In the bland megalopolitan light
where no shadow is by day or by night
be our shadow

So wrote the artist and poet David Jones in his prayer to ‘The Tutelar of the Place’. To live with the gods is to live in a world of shadows, depths, mysteries. The opposite is a world where there are no shady nooks, hidden places, recesses; a world of hard surfaces and exposed spaces. Such a world does not exist, as hard as humans have tried to create it. Though many do live in such a world, lit by “the bland megalopolitan light” which banishes the natural darkness of night, a world constructed of the flat planes of our buildings and our roads. It is a conjectural world as much as a constructed world. Imagined as an ideal, realised imperfectly as a fact but dominating the imagined spaces around us.

Are the gods real? They are more real than this world we have created, as substantial as it appears to be. The world does still retain its deep places beyond the shallows of urbanity. Not just in leafy glades and misty hollows, but in oily puddles where labyrinths may be formed by coloured streaks, and in windswept streets where messages from the Otherworld may emerge from the tatters of torn scrap of newsprint. There are ways of seeing that reveal the world to us in different ways and what the mind’s eyes see depends on how we look. If we should choose to see them the gods reveal themselves – like the shadows that go with us as companions through the world.

It is not that the gods are absent from our shaped world, a world they are part of as much as we are. All creatures shape their world, make it different because they are in it. So, too, the gods. Consider the tale of the Enchantment on Dyfed in the Mabinogi.The land is transformed into its raw, natural state. It is still there, but there are no people in it, or any of the things that a landscape with people has in it. It is unfamiliar, unhomely. When the Enchantment is lifted it becomes homely again. Rhiannon, who has her being in the Otherworld, returns too. In our homely world she validates what we share (and this, I think, is the deeper meaning of the ‘Sovereignty’ theme). But she is also unhomely, uncanny, other – carrying significance from what is under, beyond, though also infused in our familiar world.

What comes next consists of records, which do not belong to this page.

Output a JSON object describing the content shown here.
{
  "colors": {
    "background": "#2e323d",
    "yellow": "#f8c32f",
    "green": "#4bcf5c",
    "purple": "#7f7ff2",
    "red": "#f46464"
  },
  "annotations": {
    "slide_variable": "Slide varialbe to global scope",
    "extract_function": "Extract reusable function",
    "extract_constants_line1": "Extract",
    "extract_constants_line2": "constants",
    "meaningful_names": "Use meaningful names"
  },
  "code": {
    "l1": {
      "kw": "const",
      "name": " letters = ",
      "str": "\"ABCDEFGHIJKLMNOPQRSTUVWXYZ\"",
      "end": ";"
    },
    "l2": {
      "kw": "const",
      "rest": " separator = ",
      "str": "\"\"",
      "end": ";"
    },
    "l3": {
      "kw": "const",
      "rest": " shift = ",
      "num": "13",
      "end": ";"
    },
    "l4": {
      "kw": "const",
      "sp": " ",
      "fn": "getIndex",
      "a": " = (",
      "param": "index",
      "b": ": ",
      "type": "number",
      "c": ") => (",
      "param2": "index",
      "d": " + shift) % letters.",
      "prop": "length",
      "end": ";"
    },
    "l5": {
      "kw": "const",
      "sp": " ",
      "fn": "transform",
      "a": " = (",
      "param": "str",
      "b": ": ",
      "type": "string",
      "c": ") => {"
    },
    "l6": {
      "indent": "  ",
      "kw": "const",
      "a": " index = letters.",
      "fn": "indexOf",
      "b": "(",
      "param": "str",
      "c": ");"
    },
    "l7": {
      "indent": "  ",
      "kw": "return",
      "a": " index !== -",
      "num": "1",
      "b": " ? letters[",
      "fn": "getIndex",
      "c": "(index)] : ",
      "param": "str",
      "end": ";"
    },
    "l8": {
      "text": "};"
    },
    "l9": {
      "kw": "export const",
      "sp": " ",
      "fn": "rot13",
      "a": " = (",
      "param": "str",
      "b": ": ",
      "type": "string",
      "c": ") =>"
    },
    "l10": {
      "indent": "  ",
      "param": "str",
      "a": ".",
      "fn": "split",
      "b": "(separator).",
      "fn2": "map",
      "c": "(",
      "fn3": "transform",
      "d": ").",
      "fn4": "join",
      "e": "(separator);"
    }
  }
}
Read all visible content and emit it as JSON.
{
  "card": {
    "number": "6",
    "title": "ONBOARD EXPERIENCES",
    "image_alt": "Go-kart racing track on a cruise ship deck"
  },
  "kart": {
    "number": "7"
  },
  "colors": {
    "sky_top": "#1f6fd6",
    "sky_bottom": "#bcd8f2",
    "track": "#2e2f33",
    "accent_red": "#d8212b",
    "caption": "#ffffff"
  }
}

To try to make a world without the gods in it is not only to banish the unhomely and uncanny. It is also to banish their opposites. It is to make a world that is soulless, not only in the loose, general sense of being without depth and significance, but also in the more literal sense of losing touch with that which imbues the physical body with a sense of identity and meaning. I thank the gods for my shadow, even at Midday when the Sun takes it from me, for I know he will not keep it and will make it grow long and stretch it out into this mysterious world, mingled with the shadows of the trees, as afternoon leans into evening.